How exactly does one go about playing a 45 R.P.M. record these days? Our younger readers may not even know what we’re talking about here. What do you mean a record made of vinyl old man? Well, a quick history lesson. The 45 R.P.M. record had its hey day during the rock and roll era in the 1950s and 1960s.
We recently rediscovered an interesting golf instruction book written by Robert Winthrop Adams, published in 1957 that contains, you guessed it, a 45 R.P.M. tucked in a holder attached to the front cover.
This 62 page book is a bit light on actual instructions, it seems to have been created just to allow the author to publish his idea of how a properly synchronized golf swing is in proper rhythm. Publishing the book with a 45 R.P.M. pretty much insured that some day it would go the way of the Dodo bird and the slide rule.

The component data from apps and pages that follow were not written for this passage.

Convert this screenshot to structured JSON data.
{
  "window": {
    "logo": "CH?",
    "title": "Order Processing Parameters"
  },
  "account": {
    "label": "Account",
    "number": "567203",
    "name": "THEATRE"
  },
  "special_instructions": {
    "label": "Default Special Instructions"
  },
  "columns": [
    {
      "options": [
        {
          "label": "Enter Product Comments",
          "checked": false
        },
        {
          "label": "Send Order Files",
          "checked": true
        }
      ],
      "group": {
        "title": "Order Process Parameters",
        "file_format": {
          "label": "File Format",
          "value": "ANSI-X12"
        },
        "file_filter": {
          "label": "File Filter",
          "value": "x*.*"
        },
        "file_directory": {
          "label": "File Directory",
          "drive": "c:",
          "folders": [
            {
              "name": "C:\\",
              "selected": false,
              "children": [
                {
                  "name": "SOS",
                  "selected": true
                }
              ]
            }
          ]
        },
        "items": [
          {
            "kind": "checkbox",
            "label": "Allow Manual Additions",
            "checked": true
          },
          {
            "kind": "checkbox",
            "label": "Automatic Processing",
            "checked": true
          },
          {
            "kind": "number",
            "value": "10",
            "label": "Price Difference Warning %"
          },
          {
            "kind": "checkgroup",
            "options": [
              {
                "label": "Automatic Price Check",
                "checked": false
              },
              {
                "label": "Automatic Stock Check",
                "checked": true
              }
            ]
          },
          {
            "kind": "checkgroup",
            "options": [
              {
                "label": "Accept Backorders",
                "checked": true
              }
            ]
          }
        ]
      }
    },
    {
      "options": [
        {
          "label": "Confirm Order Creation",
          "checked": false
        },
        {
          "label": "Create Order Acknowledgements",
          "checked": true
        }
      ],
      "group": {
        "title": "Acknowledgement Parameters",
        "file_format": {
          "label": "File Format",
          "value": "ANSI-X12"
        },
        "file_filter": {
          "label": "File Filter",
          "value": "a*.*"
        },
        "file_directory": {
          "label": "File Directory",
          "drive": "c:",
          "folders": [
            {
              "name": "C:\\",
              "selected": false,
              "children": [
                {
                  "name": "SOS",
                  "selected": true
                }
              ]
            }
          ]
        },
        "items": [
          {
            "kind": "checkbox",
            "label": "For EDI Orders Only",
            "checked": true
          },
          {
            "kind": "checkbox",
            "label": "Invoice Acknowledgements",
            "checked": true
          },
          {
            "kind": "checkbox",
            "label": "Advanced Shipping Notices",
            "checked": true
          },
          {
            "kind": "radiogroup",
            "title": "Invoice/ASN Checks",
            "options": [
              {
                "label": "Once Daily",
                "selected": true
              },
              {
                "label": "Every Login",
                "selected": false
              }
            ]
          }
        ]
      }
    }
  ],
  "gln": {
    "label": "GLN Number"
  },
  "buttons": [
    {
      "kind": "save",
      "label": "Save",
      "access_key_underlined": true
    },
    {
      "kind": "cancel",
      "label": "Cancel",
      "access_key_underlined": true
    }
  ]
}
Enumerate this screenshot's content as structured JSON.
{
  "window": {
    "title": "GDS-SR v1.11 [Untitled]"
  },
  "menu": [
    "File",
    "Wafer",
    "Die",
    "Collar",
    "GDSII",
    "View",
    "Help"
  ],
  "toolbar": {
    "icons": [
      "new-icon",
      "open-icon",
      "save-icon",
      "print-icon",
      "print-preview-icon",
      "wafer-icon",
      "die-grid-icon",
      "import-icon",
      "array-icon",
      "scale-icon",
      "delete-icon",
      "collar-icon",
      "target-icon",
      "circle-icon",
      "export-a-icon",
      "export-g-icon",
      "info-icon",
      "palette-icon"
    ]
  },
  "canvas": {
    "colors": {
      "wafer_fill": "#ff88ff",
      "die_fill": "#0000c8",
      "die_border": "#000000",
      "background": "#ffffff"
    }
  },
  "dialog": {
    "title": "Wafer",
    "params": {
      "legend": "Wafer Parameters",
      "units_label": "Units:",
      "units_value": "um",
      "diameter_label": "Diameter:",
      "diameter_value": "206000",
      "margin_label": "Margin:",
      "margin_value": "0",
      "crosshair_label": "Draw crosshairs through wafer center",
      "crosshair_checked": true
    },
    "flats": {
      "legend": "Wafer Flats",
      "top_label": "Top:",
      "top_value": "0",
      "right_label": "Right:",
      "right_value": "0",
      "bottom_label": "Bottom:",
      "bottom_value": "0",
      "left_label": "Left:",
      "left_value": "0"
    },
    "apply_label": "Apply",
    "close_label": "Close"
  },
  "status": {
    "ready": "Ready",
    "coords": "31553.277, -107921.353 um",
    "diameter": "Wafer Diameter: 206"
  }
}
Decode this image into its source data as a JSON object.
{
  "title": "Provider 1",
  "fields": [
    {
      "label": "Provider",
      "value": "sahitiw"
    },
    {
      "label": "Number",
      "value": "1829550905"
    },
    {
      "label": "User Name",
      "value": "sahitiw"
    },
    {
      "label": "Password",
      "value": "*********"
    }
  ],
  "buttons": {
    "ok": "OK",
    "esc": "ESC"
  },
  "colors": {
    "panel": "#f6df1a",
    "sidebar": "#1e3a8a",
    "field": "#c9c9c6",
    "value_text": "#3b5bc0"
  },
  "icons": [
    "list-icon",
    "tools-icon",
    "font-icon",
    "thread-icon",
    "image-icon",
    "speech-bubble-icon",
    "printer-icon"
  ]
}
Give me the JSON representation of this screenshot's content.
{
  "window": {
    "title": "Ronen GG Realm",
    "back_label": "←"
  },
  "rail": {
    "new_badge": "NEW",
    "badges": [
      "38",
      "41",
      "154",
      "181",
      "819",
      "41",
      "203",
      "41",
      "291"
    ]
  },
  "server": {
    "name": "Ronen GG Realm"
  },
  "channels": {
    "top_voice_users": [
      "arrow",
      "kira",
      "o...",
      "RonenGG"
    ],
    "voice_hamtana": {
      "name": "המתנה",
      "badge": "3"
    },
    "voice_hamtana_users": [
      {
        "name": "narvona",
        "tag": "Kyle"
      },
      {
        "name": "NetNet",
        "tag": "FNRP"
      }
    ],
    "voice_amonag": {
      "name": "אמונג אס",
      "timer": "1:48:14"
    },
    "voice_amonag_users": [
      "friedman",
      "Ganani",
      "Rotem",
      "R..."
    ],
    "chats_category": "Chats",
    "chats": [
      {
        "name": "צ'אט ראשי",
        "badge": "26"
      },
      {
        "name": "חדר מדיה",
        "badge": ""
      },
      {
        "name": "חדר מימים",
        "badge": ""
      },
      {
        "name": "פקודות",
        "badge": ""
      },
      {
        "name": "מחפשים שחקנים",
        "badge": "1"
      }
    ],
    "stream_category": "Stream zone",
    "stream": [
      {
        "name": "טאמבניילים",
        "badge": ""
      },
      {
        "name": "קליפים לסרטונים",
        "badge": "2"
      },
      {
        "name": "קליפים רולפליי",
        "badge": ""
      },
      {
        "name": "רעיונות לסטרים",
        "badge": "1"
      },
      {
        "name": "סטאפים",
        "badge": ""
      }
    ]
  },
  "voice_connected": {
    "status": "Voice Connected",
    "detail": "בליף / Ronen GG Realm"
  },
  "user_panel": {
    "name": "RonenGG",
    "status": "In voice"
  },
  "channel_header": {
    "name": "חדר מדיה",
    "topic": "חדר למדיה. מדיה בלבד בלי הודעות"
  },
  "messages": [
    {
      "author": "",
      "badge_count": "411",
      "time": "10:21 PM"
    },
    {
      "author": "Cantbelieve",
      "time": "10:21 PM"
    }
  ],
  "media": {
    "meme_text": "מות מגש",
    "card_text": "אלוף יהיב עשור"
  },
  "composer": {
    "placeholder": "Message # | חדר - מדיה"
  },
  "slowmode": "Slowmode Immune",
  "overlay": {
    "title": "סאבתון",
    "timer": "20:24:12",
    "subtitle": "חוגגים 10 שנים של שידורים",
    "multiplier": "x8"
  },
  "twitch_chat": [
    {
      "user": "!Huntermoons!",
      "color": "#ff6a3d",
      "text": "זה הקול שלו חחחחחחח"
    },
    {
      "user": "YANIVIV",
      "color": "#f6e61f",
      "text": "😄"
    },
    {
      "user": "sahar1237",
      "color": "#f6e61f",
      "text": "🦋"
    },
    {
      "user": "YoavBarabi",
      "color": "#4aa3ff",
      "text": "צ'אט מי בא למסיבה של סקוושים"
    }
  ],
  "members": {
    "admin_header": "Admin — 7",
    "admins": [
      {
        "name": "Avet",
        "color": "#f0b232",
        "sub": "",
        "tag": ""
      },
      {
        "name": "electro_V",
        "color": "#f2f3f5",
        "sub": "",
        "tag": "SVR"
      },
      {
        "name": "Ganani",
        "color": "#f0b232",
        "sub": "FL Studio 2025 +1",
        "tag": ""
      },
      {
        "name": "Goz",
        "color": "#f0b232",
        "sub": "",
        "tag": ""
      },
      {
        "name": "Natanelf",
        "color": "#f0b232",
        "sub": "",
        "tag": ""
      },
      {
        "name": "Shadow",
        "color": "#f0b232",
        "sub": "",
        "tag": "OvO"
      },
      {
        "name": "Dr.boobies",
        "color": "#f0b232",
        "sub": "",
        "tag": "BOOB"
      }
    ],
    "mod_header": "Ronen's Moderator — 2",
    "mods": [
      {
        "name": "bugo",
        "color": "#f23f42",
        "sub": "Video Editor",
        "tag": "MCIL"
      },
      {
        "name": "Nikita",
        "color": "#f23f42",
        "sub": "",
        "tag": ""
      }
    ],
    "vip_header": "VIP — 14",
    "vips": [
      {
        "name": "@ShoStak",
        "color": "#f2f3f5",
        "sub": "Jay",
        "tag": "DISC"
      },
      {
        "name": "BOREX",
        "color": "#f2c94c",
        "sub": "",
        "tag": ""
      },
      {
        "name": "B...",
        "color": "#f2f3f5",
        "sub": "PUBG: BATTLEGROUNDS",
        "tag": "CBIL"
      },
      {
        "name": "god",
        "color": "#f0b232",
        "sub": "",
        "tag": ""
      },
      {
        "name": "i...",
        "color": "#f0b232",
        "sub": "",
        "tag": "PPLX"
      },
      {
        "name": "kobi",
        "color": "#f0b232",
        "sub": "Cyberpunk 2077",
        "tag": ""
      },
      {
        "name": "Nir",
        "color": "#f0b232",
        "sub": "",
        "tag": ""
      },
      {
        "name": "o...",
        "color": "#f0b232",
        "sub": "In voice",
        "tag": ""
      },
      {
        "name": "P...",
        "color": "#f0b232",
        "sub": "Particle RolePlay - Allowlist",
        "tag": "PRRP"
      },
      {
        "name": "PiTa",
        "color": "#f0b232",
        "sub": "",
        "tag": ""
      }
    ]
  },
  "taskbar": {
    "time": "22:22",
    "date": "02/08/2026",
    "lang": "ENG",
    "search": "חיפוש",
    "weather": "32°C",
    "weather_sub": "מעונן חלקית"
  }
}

The book states that Adams was a registered engineer with an unusual hobby, the kinematics of the golf swing. He was the inventor of the, sadly, now fortoggen Adams loRYTHMic Swight Weight Scale, Golf Swing-O-Scope, and the Adams Golf Timer. This guy must have been a barrel of laughs to go our for a beer with.
Well, it turns out that it is indeed quite difficult today to find a place to play a 45 R.P.M. record.
The book quotes the illustrious Jackie Pung, “I try to think in terms of being rhythmical and smooth – swinging through the ball and never guiding it.” For those that haven’t heard of Pung, he was the author of “Inside Golf’s Master-Minds”
This is the Jack Lalane method of learning to golf. “STRETCH” “and” “then” “HEEL” “THROUGH”. You have to do this of course to the rhythm of a metronome. The swing is demonstrated with a driver in hand. How exactly the golfer was supposed to do this while listening to a record is not clear. We imagine there was some broken furniture in the late fifties trying to get the rhythm right on ones golf swing.
We understand the word in a canine context, but how exactly does a golfer “HEEL”?